Wicker Receives Truck Safety Award
Miss. Senator Bestowed Honor for Efforts Opposing Bigger Truck Mandates
WASHINGTON – U.S. Senator Roger Wicker, R-Miss., today received the Truck Safety Coalition Leadership Award from the Truck Safety Coalition for his leadership to stop a federal mandate that would allow large trucks to pull double 33-foot trailers on the nation’s highways.
“I am honored to receive this award, and I applaud the work of the Truck Safety Coalition for its dedicated efforts to keep America’s highways safe,” Wicker said. “States are in the best position to make safety decisions about truck size – not Washington.”
“The Truck Safety Coalition today recognizes Senator Roger Wicker with a Truck Safety Leadership Award for his efforts to keep bigger and heavier trucks, including double 33s, off America’s highways,” said John Lannen, executive director of the Truck Safety Coalition. “His leadership will help keep the nation’s roads safer.”

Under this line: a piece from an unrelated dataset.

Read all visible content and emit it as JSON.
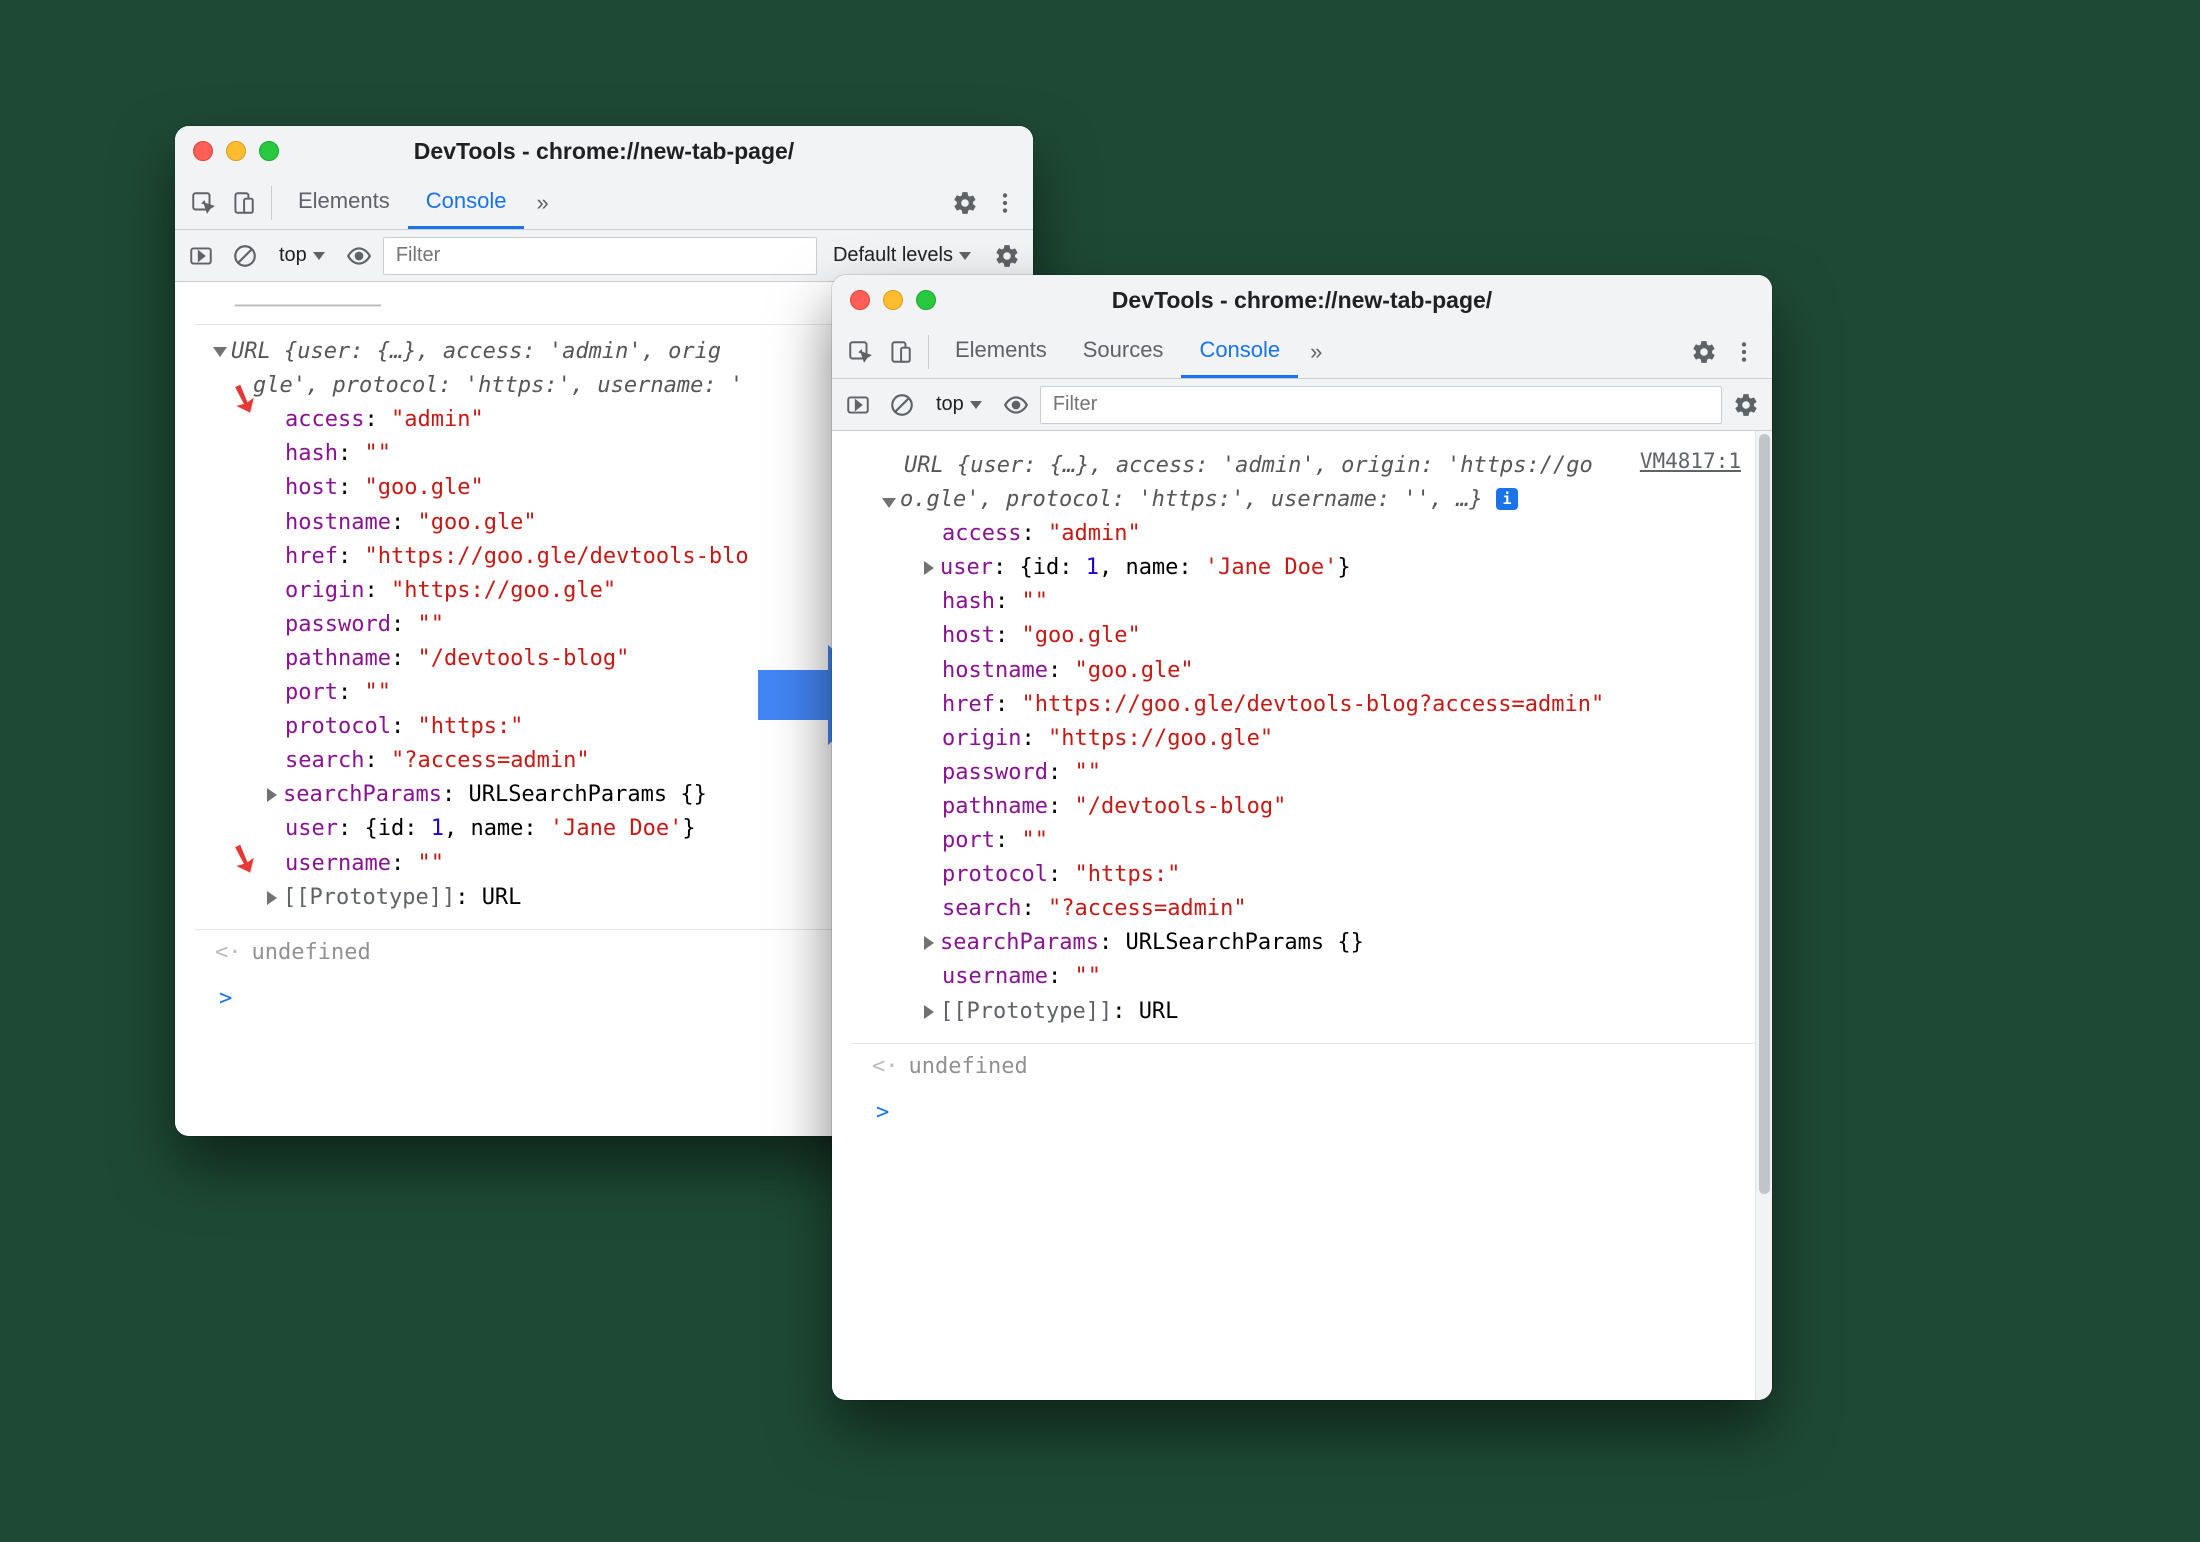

The Truck Safety Leadership Awards were given during the group’s biennial Sorrow to Strength conference that brings together truck safety victims and families for four days of remembrance, workshops, and meetings with Members of Congress and Department of Transportation (DOT) officials to advance truck safety.
On Wednesday, Wicker is drawing attention to the dangers of twin 33-foot trucks at a press conference with Senators Diane Feinstein, D-Calif., and Richard Blumenthal, D-Conn.
Earlier this year, the Senate Appropriations Committee approved an amendment to the transportation funding bill requiring states to allow trucks with two 33-foot trailers on their highways, which measure approximately 91 feet in total length. Current federal law permits double 28-foot trailers. DOT has advised that there is currently not enough data to draw firm conclusions on the safety implications of double 33-foot trailers and recommends that no changes to truck size be considered at this time.
The Truck Safety Coalition is a partnership between Citizens for Reliable and Safe Highways (CRASH) and Parents Against Tired Truckers (PATT). It is dedicated to reducing death and injury caused by truck-related crashes, providing compassionate support to truck crash survivors and families of truck crash victims, and educating the public, policy-makers, and media about truck safety issues.